This whole article needs no introduction for a good starter as the list is worth more than the words can describe. Here we leave you to it-
1. The Horsetail Falls
Yosemite National Park’s Horsetail Falls looks like a cascade of glowing lava at the time of sunset in mid-February. The “firefall” phenomenon, attracts thousands of enthusiasts and photographers to the eastern edge of El Capitan each year.
2. Columbia’s Rainbow River
Each summer in Colombia’s Caño Cristales river shows an otherworldly transformation creating a “liquid rainbow” alongside the yellow sand, green algae-covered rocks and blue water. Each day only a few tourists are allowed in order to keep the river pristine. The river runs colored from June through December, though it’s usually at its most brilliant in October. The reason for this colored river is the aquatic plant called Macarenia clavigera which blooms crimson beneath the rushing waters.
3. San Diego's Glowing Tide
A bit of magic touches the San Diego shores every few years. Millions of phytoplankton turn the waves a glowing blue at night due to a phenomenon called bioluminescence. The phytoplankton, called dinoflagellates, look red in daylight, which is why when they appear in mass it’s called a "red tide."
As a matter of fact, dinoflagellates' nighttime glow is the result of a defence mechanism when they start glowing as an organism tries to eat them, attracting even bigger creatures to come chase the predators away.

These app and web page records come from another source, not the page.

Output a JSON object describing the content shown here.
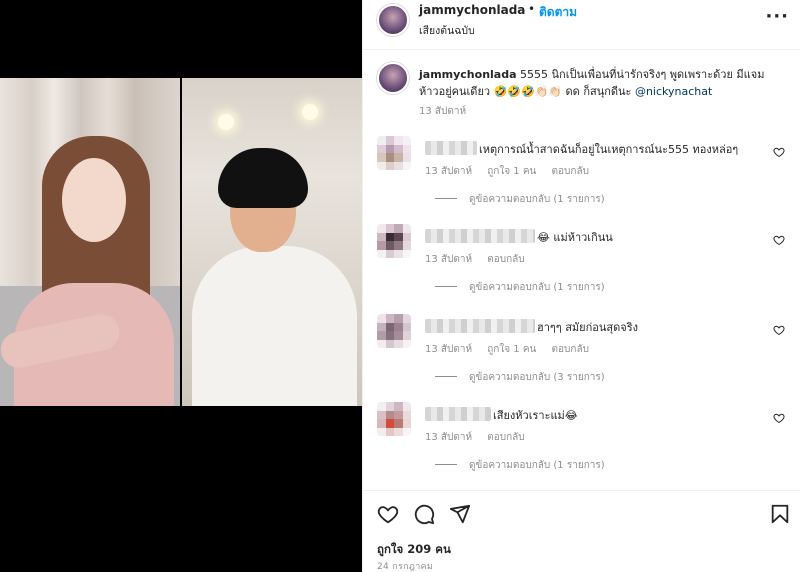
{
  "header": {
    "username": "jammychonlada",
    "separator": "•",
    "follow_label": "ติดตาม",
    "audio_label": "เสียงต้นฉบับ",
    "more_label": "···"
  },
  "caption": {
    "username": "jammychonlada",
    "text_line1": "5555 นิกเป็นเพื่อนที่น่ารักจริงๆ พูดเพราะด้วย มีแจม",
    "text_line2": "ห้าวอยู่คนเดียว 🤣🤣🤣👏🏻👏🏻 ดด ก็สนุกดีนะ",
    "mention": "@nickynachat",
    "time": "13 สัปดาห์"
  },
  "comments": [
    {
      "text": "เหตุการณ์น้ำสาดฉันก็อยู่ในเหตุการณ์นะ555 ทองหล่อๆ",
      "time": "13 สัปดาห์",
      "likes": "ถูกใจ 1 คน",
      "reply_label": "ตอบกลับ",
      "view_replies": "ดูข้อความตอบกลับ (1 รายการ)"
    },
    {
      "text": "😂 แม่ห้าวเกินน",
      "time": "13 สัปดาห์",
      "likes": "",
      "reply_label": "ตอบกลับ",
      "view_replies": "ดูข้อความตอบกลับ (1 รายการ)"
    },
    {
      "text": "ฮาๆๆ สมัยก่อนสุดจริง",
      "time": "13 สัปดาห์",
      "likes": "ถูกใจ 1 คน",
      "reply_label": "ตอบกลับ",
      "view_replies": "ดูข้อความตอบกลับ (3 รายการ)"
    },
    {
      "text": "เสียงหัวเราะแม่😂",
      "time": "13 สัปดาห์",
      "likes": "",
      "reply_label": "ตอบกลับ",
      "view_replies": "ดูข้อความตอบกลับ (1 รายการ)"
    }
  ],
  "footer": {
    "likes": "ถูกใจ 209 คน",
    "date": "24 กรกฎาคม"
  },
  "icons": {
    "like": "heart-icon",
    "comment": "comment-icon",
    "share": "share-icon",
    "save": "bookmark-icon"
  },
  "colors": {
    "accent": "#0095f6",
    "mention": "#00376b",
    "muted": "#8e8e8e"
  }
}
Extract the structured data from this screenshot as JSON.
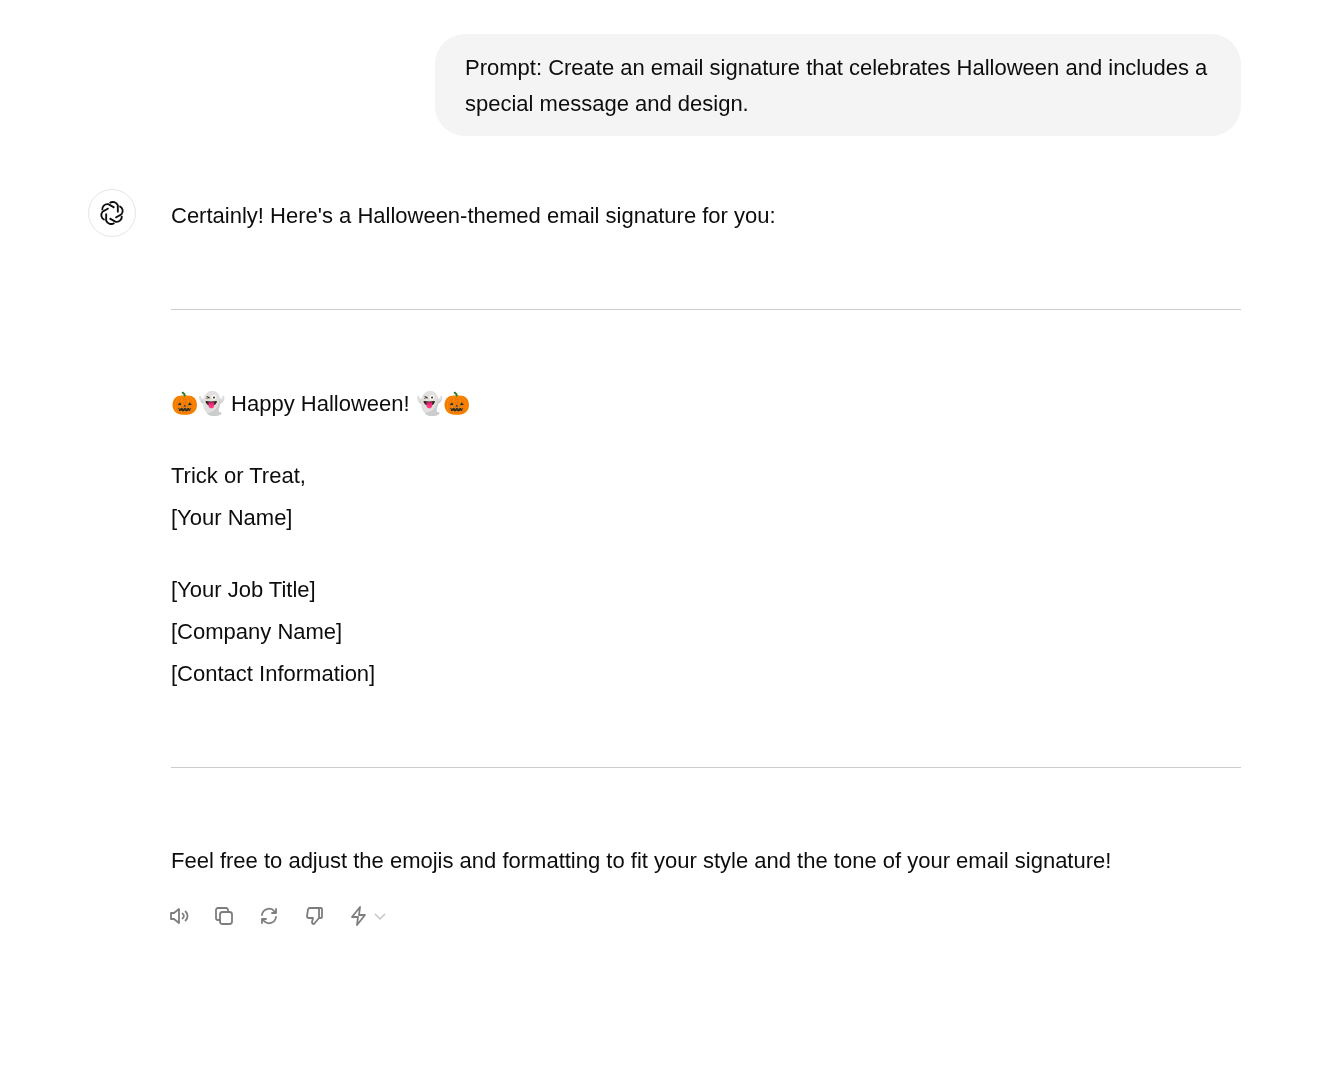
{
  "user_message": {
    "text": "Prompt: Create an email signature that celebrates Halloween and includes a special message and design."
  },
  "assistant_message": {
    "intro": "Certainly! Here's a Halloween-themed email signature for you:",
    "signature": {
      "heading": "🎃👻 Happy Halloween! 👻🎃",
      "closing": [
        "Trick or Treat,",
        "[Your Name]"
      ],
      "details": [
        "[Your Job Title]",
        "[Company Name]",
        "[Contact Information]"
      ]
    },
    "outro": "Feel free to adjust the emojis and formatting to fit your style and the tone of your email signature!",
    "actions": [
      {
        "kind": "read-aloud"
      },
      {
        "kind": "copy"
      },
      {
        "kind": "regenerate"
      },
      {
        "kind": "dislike"
      },
      {
        "kind": "model-switch"
      }
    ]
  }
}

4. Tucson’s Queen of the Night
The night blooming cereus looks like a withered cactus for 364 nights until one rare night that the “Queen of the night” makes up its mind and decides to bloom somewhere in June or July. Scientists haven’t yet been able to know the exact reason behind its blooming, but rain and the moon's cycle can be one of the factors. This annual phenomenon can be caught Live at the annual show at Tucson’s Tohono Chul botanical gardens.
5. South Korea’s Miracle Sea Road
A few times a year, exceptionally low tides in South Korea, cause a 1.7-mile path to emerge from the ocean floor between the islands of Jindo and Modo. Some half a million people show up for a locally organized festival to sip the local hongju liquor and watch the iconic Jindo breed of dog perform tricks.
6. Christmas Island’s Crab Migration
Christmas Island in Australia witnesses a magical event with tens of millions of red crabs emerging from the forests to breed on the beaches, each wet season. The entire island is blanketed in scarlet, the air filled with the scuttling of claws on asphalt.
7. British Columbia’s Spotted Lake
British Columbia’s Okanagan and Similkameen valleys see a curious sight in July, when a lake called ‘Kliluk’ turns polka dotted as a result of seasonal evaporation. The colorful pods range from mustard yellow to milky jade to sapphire to deep navy.
8. Kerala’s Neelakurinji rare blossom
Neelakurinji, is a shrub that is found in the shola forests of the Western Ghats in South India. Nilgiri Hills, which literally means the blue mountains, got their name from the purplish blue flowers of Neelakurinji. Neelakurinji flowering season comes only once in 12 years and paints the town of Munnar blue.
Image Credits – The Statesman, Best Of Where, The New York Times
Any information taken from here should be credited to Skymet Weather